▸ Exercise objective
What is needed is the full set of records, word for word, with no pictures.
Available records START
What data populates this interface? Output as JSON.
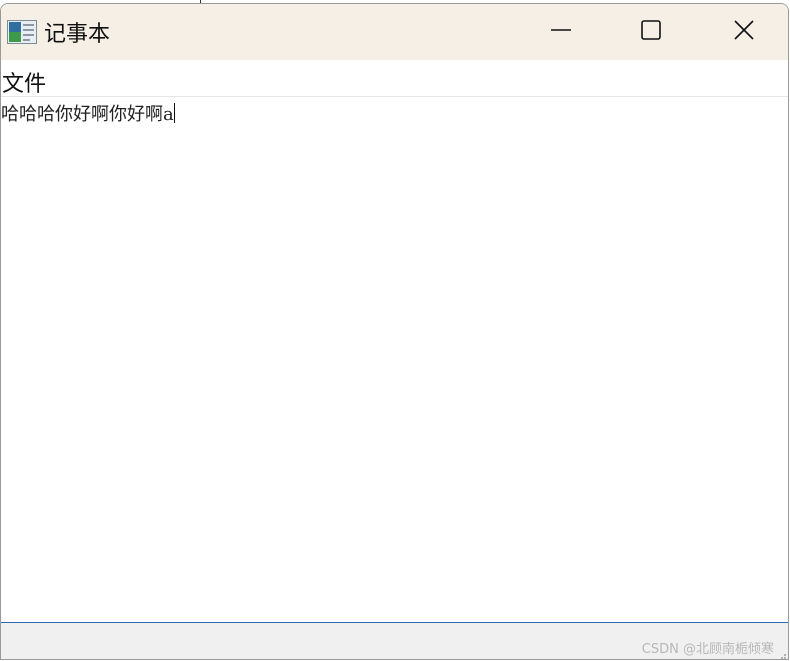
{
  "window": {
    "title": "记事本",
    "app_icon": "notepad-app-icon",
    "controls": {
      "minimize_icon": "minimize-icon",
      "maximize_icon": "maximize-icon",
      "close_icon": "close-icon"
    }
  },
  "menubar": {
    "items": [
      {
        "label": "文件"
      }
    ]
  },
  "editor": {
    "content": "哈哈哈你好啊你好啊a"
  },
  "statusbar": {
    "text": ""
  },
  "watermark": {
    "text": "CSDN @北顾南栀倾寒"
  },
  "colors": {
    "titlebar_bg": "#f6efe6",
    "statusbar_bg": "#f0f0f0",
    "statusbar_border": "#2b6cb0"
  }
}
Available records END
▸ Solved problem
What data populates this interface? Output as JSON.
{
  "window": {
    "title": "记事本",
    "app_icon": "notepad-app-icon",
    "controls": {
      "minimize_icon": "minimize-icon",
      "maximize_icon": "maximize-icon",
      "close_icon": "close-icon"
    }
  },
  "menubar": {
    "items": [
      {
        "label": "文件"
      }
    ]
  },
  "editor": {
    "content": "哈哈哈你好啊你好啊a"
  },
  "statusbar": {
    "text": ""
  },
  "watermark": {
    "text": "CSDN @北顾南栀倾寒"
  },
  "colors": {
    "titlebar_bg": "#f6efe6",
    "statusbar_bg": "#f0f0f0",
    "statusbar_border": "#2b6cb0"
  }
}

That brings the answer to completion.